* _What you should do_:
All lines in the material below that hold "CETUS" should be found and copied.

* _Data supplied_:
+++++

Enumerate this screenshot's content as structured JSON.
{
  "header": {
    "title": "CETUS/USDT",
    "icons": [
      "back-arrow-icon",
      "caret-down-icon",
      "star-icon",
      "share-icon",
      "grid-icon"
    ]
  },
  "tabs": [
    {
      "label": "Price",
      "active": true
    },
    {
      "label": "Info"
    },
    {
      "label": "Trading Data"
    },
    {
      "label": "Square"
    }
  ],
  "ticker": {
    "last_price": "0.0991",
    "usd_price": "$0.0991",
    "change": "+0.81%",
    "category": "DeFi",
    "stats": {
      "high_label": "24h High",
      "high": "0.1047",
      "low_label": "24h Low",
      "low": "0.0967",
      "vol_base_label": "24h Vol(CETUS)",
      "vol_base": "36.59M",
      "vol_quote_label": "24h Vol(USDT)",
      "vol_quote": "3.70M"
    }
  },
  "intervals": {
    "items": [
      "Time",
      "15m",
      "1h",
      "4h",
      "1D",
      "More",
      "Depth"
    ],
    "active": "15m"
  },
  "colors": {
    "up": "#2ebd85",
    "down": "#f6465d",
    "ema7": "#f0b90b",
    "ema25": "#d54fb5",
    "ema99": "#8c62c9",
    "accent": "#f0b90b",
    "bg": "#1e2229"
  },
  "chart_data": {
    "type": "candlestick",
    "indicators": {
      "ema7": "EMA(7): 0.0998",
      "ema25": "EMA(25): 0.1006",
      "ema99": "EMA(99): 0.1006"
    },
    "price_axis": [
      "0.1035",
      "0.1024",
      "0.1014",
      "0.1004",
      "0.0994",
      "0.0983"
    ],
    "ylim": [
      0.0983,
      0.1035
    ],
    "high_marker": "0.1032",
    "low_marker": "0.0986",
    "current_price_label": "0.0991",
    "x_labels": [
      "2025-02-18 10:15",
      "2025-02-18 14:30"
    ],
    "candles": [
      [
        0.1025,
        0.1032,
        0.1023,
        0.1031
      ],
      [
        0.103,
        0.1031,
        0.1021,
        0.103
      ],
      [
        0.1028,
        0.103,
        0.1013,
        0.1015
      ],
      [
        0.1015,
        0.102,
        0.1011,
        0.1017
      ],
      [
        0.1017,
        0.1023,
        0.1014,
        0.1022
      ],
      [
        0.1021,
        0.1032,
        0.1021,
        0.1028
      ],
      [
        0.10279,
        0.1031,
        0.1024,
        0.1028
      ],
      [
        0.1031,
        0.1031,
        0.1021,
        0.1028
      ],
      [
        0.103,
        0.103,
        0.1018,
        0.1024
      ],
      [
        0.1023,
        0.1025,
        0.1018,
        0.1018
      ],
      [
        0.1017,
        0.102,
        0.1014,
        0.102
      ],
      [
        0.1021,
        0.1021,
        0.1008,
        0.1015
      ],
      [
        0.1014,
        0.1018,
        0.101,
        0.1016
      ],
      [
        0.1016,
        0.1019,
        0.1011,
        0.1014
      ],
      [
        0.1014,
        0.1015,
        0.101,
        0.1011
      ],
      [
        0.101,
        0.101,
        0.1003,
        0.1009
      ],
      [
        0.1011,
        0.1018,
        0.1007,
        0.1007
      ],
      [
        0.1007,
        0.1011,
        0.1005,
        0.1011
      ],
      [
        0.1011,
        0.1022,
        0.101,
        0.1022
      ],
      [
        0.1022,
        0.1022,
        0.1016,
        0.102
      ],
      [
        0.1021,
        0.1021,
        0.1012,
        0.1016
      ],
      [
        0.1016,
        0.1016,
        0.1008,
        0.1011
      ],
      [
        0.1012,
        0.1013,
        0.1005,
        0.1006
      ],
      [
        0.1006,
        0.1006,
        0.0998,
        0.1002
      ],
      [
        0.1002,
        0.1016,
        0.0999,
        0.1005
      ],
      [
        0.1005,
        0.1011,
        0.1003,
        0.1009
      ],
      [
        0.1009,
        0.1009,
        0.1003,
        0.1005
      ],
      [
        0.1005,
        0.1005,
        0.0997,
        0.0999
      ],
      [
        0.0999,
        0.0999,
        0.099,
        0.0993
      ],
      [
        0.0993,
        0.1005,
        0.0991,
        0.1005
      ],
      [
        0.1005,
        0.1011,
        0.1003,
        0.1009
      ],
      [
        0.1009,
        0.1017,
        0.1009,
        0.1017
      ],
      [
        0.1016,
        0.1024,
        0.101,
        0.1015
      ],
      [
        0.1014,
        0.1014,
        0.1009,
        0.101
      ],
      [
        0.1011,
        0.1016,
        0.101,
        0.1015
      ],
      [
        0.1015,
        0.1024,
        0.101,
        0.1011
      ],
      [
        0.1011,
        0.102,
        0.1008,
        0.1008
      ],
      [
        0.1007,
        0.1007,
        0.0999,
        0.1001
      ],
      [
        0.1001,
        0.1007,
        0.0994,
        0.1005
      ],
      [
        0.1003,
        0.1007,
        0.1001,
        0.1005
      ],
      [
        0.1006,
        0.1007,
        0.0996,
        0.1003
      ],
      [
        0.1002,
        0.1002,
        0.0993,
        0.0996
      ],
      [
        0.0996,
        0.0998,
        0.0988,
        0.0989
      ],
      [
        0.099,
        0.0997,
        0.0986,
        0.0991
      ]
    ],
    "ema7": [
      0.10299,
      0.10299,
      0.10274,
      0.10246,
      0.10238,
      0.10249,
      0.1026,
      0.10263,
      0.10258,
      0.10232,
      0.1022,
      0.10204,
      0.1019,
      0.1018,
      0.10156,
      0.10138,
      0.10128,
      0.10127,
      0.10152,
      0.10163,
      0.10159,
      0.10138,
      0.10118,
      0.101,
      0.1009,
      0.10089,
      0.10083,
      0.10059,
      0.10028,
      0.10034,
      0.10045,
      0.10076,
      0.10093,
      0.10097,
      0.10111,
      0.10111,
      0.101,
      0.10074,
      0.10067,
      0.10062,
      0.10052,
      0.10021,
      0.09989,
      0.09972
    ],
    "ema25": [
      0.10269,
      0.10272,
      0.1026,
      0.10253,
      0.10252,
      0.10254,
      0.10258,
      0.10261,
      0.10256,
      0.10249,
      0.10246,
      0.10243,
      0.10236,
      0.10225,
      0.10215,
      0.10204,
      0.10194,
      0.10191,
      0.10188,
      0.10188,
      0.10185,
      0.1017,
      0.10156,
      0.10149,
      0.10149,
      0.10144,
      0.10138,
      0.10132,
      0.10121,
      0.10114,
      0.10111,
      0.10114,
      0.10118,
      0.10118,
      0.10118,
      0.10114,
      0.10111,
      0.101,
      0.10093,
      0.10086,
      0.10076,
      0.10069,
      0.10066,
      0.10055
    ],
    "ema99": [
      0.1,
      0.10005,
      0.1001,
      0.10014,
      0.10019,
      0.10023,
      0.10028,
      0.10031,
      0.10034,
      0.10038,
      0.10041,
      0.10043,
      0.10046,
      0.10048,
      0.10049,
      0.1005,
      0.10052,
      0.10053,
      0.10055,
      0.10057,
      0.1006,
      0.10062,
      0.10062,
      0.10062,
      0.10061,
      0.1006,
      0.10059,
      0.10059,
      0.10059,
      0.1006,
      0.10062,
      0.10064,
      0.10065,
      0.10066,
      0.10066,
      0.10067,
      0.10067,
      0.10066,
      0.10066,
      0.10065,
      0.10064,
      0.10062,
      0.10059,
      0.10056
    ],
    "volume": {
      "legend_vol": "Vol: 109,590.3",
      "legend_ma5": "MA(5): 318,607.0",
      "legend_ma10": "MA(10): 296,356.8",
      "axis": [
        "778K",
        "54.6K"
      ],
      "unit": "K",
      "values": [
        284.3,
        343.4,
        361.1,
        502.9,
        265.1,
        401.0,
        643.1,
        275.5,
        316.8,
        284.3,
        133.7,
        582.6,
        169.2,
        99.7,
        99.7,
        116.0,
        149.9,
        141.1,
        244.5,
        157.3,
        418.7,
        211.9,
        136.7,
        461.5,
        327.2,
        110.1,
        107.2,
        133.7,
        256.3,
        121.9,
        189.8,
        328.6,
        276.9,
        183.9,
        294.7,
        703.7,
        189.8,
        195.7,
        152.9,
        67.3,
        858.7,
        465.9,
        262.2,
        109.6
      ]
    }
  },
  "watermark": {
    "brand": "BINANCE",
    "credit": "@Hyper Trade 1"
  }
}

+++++

* _Your response_:
    "title": "CETUS/USDT",
      "vol_base_label": "24h Vol(CETUS)",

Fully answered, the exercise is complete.